touches of colour everywhere
© Teresa Newham

NB if you can't wait until next Summer, don't forget the Childwickbury Christmas Market on Saturday 23rd and Sunday 24th November 2019 😉







Sunday, 30 June 2019

Kerry Sketchbook




Skellig afternoon
Inktense pencil sketch by Teresa Newham

It's hard to believe that just a month ago we were on holiday in County Kerry!  I took a watercolour sketchbook with me, along with my Inktense pencils and a waterbrush, determined to make the best of whatever the weather could throw at us.


the Skelligs from Valentia Island
© Teresa Newham

The notes say that the Skelligs sketch was made "on location".  In this case, that meant "sitting in the car" - it was breezy outside, and I made the most of the opportunity to spread out my equipment in the warm, while my husband had a little doze.


Ballinskelligs beach
Inktense pencil sketch by Teresa Newham


The following day at Ballinskelligs beach, the weather was changing all the time from moody clouds to sunshine and back again.  I sat on a rock to make this sketch , and only just made it safely back to the car before the heavens opened.

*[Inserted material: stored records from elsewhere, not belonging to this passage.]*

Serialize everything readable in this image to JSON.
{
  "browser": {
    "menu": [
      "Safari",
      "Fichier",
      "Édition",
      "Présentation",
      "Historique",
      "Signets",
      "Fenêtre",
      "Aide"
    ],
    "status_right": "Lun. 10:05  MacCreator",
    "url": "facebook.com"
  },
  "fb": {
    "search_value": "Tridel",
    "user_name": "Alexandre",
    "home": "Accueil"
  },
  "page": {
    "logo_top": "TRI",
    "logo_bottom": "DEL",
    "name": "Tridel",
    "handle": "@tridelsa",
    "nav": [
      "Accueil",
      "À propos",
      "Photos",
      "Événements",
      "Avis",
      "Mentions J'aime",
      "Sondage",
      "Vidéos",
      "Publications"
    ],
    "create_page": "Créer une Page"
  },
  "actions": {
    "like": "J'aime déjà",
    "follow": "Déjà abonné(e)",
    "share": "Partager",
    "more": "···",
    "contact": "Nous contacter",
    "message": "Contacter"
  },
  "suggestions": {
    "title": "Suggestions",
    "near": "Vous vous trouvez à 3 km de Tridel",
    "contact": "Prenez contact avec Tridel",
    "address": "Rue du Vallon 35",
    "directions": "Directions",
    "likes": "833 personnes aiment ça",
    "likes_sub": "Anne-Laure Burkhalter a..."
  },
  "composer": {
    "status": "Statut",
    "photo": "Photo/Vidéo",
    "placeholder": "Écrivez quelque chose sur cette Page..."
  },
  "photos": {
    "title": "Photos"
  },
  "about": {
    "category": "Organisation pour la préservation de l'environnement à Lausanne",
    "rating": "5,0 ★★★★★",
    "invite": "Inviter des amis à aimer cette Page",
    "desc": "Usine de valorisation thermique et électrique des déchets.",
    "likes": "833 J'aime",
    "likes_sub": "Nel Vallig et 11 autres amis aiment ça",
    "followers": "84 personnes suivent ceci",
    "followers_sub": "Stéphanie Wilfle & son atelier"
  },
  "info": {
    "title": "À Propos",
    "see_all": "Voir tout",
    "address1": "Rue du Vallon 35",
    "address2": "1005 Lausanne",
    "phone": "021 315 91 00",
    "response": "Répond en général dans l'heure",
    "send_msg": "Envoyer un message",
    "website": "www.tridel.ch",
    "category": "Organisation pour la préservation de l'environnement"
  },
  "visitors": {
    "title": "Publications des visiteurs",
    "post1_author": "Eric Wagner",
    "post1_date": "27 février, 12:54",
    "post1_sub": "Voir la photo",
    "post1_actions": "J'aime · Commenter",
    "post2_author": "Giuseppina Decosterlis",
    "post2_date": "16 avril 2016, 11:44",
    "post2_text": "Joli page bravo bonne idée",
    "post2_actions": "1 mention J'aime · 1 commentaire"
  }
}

McCarthy Mor Castle, Ballinskelligs
© Teresa Newham


The Inktense pencils were perfect for holiday sketching; I was able to get outlines down quickly and fill in details afterwards, adding extra touches of colour as necessary.  Even in damp weather they dried promptly on the page, and the waterbrush was a joy to use.


Rossbeigh Beach
Inktense pencil sketch by Teresa Newham

At Rossbeigh Beach the tide was in, but it didn't matter, as a howling gale meant we had no desire to get out of the car.  I didn't do justice to the stunning scenery, but it's an excellent rendition of how I was feeling after two glasses of Guinness the night before.


clouds at Rossbeigh Beach
© Teresa Newham

My final sketch was done indoors, looking out of a window at the fields beyond.  Until you looked closely there didn't seem to be much going on, but I found quite a lot to put down on paper, especially when I imagined it from a different angle.


Millie's view
Inktense pencil sketch by Teresa Newham

We came away fully refreshed, with many happy memories, a bunch of souvenirs, a few sketches and a lot of photos -  so I suspect I'll be making some more Kerry-based artworks before too long!


the foot of the mountain
© Teresa Newham